Brief encounter: BRACHERS
19 November 2001
21 October 2013
12 July 2013
13 September 2013
28 November 2013
4 March 2013
Following a year of disruption within the farming industry, Maidstone-based Brachers chose to withdraw from the South East England legal panel of the National Farmers' Union (The Lawyer, 17 September). The decision was made for strategic reasons and the firm hopes to continue to act for individual farmers.
A matter of days later, the National Health Service Litigation Authority announced further cuts to its panel (The Lawyer, 24 September). Brachers retained its place, despite the number of firms being cut from 90 to 15 over the last three years.
Brachers' managing partner is Geoffrey Dearing who, when not pursuing his interest in motorsports (he finished fifth recently in the 10,000km Marrakech Rally) is extolling the virtues of teamwork. "The one difficulty that strong teams give you is where you have a multidisciplinary client. But as we've got more of that kind of work, we've got into the habit of putting groups of people from different teams together to service the client," he says.
Founded in 1895 by HJ Bracher, most of the firm's growth has been organic. In the 1970s and 1980s, a number of assistant solicitors were hired from London firms, which transformed the firm into a more commercial practice. The staff now numbers 225, including 23 partners, which is a rise of 73 per cent in five years. Over the same period, income has increased by 63 per cent. Dearing hopes for that rate to continue."I think we've got a niche in our particular marketplace in the South East," he says.
|"I'd like to see the London office grow. Having it helps your credibility with clients; it gives you access to London markets and contacts"|
Geoffrey Dearing, Brachers

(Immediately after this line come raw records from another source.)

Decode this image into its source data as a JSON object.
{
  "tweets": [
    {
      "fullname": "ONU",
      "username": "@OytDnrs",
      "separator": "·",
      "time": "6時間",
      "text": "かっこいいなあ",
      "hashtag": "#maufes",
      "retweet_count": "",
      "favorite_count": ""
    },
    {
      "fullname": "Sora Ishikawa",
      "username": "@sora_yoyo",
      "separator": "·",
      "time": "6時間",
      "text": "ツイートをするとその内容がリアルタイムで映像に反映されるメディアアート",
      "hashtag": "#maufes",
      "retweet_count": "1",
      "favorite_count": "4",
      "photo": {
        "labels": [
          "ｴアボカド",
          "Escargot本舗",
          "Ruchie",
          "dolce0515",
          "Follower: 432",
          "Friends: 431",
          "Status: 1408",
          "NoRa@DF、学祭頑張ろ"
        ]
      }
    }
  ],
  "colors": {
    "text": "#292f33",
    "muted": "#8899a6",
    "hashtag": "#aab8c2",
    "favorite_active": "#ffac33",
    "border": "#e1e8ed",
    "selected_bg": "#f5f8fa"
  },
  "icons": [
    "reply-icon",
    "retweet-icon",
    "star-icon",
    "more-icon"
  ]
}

Turnover for 1999-2000 was £9.2m; 2000-2001 was only marginally more at £9.8m. Dearing says: "In that year we hived out Ashcourt Asset Management [the firm's investment management operation]. Ashcourt has also taken on the asset management business of Wilsons in Salisbury and Blake Lapthorn in Southampton. Our legal business increased by about 18 per cent, but we've taken out the Ashcourt figures."
Brachers' London office has two resident partners focusing on employment and commercial litigation. "I'd like to see the London office grow," says Dearing. "Having it helps your credibility with clients; it gives you access to London markets and contacts." Lower overheads mean more bulk work is done in Maidstone.
The firm's latest recruits are Matt Newman from DJ Freeman and Irfan Balch, who joined three months ago from Stevens Drake in Crawley. Homegrown Tim Craton has recently been made a partner and Nick Rennie joined from Williamson & Barnes two years ago and became a partner in May. An exchange programme is underway with the Lille bar.
Eurotunnel is a major client, especially with recent events. "There are very large transactions there with the BAA [British Airports Authority] litigation," says Dearing. "Lovells was on the other side. We had a team of five, they had a team of eight. It all eventually settled out of court. The immigration issue is a big case." Brachers partner Chris Holme is leading the case.
Other clients include Charlton Athletic FC, Aon, Medicare Audits, American Express, KPMG and Travis Perkins.